    Trouble was, Mr P decided afterwards to watch ER on E4+1 anyway, so I still had to be subjected to all that blood and gore anyway. Don't I have to put with enough of that at work, as I struggle to find some poor diseased punters vein to squirt radioactive stuff into them?

    And why is the Radiographer always late or unavailable in ER and just about any other hospital drama you might care to mention?

    That Maureen Lipman...oh you've done that bit. Have I ever told you about her uncle's tailor's shop at the end of our street?

    Her uncle used to have a tailor's shop at the end of our street, you know.


    Gone on a bit haven't I? Maybe I ought to do some work. That's probably why the radiographer's alway elsewhere in TV dramas; they're posting some interminable comment on someone's blog.

  2. ohhh you nailed it!
    Self absorption at it's finest!!!

  3. Might I recommend the off switch, and dumpage of TV outside some charity shop somewhere? I'm sure they'd make good use of it.
    What's that? They don't take tellys at charity shops?
    Why, is it because they don't accept electrical goods?
    Ans: No, it's 'cos all the programmes on it are shite.
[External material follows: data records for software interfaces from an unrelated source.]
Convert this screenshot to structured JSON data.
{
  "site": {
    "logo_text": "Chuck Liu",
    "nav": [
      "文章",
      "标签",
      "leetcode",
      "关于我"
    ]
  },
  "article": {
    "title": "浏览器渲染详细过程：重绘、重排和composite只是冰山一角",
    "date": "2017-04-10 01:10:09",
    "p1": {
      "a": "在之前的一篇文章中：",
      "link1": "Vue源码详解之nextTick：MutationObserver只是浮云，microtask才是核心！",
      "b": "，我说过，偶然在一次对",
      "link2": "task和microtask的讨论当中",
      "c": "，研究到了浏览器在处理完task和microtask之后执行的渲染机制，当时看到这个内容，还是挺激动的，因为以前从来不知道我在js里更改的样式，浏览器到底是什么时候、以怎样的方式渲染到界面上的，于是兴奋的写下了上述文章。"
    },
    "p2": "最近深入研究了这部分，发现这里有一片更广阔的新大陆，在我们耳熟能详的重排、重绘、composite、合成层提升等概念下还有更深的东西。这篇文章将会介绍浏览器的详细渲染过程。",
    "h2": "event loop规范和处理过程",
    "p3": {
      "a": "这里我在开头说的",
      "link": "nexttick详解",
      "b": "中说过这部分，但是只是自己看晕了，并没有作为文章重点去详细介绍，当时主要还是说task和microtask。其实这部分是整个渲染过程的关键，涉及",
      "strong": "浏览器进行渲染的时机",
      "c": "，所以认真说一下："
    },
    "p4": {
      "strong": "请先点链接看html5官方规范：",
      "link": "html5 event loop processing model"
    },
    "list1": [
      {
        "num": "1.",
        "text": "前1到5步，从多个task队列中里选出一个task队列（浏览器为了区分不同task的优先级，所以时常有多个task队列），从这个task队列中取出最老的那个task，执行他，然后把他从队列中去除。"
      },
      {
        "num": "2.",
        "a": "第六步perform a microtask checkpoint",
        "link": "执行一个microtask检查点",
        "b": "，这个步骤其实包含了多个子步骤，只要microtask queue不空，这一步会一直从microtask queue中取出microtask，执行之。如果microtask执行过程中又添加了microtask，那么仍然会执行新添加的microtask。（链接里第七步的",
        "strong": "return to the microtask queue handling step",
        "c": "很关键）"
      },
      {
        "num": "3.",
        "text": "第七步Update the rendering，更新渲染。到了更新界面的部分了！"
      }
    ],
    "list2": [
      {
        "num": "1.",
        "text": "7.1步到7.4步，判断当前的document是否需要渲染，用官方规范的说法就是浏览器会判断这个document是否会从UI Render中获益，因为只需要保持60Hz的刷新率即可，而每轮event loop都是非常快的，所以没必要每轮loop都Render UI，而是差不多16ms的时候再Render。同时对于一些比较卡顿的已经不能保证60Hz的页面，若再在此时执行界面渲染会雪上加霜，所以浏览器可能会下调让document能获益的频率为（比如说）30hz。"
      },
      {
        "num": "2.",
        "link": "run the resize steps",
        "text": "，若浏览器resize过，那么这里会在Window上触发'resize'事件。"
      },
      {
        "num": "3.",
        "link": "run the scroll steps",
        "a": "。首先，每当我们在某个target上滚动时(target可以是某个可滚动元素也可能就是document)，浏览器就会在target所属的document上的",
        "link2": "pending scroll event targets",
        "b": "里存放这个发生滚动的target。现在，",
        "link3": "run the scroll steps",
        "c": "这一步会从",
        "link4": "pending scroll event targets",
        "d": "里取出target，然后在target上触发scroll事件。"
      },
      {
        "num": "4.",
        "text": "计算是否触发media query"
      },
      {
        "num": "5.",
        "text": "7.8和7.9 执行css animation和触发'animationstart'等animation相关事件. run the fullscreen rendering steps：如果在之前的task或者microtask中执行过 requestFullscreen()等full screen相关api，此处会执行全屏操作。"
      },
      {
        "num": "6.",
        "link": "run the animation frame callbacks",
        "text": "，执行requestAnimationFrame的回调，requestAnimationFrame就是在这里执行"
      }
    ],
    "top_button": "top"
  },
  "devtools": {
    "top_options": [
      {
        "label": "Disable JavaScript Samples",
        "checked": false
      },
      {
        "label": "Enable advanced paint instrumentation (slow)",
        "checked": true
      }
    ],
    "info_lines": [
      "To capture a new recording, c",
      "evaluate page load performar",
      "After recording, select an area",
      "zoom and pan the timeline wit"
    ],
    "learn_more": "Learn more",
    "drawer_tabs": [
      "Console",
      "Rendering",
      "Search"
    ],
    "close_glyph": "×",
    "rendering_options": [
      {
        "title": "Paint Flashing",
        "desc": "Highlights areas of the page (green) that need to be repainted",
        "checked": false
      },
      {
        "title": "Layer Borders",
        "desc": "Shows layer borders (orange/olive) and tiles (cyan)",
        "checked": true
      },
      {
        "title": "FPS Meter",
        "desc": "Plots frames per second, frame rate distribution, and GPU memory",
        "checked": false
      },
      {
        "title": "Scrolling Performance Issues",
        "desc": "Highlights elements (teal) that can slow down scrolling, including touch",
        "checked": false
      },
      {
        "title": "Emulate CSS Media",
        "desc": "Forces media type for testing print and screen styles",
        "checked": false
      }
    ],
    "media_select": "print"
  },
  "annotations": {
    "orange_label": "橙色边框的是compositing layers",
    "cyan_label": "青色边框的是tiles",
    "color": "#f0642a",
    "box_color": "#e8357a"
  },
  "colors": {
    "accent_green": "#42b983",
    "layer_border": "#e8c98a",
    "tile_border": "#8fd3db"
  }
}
    (Apart from missing radiographers, reality is very rarely represented these days.)